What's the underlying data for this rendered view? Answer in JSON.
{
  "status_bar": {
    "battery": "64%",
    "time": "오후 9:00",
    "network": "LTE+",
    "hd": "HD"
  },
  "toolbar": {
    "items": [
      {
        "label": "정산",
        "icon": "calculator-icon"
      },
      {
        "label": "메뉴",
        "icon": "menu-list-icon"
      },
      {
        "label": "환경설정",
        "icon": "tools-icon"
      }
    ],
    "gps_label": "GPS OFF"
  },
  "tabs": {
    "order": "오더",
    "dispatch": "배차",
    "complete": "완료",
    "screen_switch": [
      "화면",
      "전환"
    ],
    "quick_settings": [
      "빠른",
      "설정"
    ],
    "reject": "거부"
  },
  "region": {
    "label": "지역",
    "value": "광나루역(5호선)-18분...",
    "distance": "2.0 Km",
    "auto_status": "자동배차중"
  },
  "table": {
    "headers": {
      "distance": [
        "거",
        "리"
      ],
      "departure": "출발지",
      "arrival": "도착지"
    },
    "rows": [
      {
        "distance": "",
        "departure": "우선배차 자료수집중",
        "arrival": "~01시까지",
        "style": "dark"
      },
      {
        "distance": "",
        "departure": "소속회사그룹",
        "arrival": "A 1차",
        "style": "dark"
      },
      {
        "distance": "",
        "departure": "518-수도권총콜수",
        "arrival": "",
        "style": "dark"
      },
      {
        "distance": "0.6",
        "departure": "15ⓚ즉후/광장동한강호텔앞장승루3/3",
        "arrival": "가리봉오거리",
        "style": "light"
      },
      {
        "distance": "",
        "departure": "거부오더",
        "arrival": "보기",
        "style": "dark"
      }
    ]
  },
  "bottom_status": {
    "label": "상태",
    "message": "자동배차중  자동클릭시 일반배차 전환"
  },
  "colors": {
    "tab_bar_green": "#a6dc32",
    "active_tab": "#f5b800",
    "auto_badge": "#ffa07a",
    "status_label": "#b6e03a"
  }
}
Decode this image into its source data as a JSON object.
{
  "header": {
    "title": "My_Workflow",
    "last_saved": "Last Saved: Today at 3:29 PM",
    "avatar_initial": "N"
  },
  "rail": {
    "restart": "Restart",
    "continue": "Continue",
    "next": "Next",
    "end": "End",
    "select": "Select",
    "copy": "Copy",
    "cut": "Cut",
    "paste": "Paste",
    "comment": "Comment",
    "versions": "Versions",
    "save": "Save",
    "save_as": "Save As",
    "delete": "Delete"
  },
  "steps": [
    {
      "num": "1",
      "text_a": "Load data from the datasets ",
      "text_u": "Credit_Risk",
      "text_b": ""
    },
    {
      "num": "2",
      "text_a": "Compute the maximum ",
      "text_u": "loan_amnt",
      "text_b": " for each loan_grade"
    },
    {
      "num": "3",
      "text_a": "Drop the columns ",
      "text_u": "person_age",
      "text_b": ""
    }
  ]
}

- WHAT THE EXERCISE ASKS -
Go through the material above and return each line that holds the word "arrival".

- TASK RESPONSE -
      "arrival": "도착지"
        "arrival": "~01시까지",
        "arrival": "A 1차",
        "arrival": "",
        "arrival": "가리봉오거리",
        "arrival": "보기",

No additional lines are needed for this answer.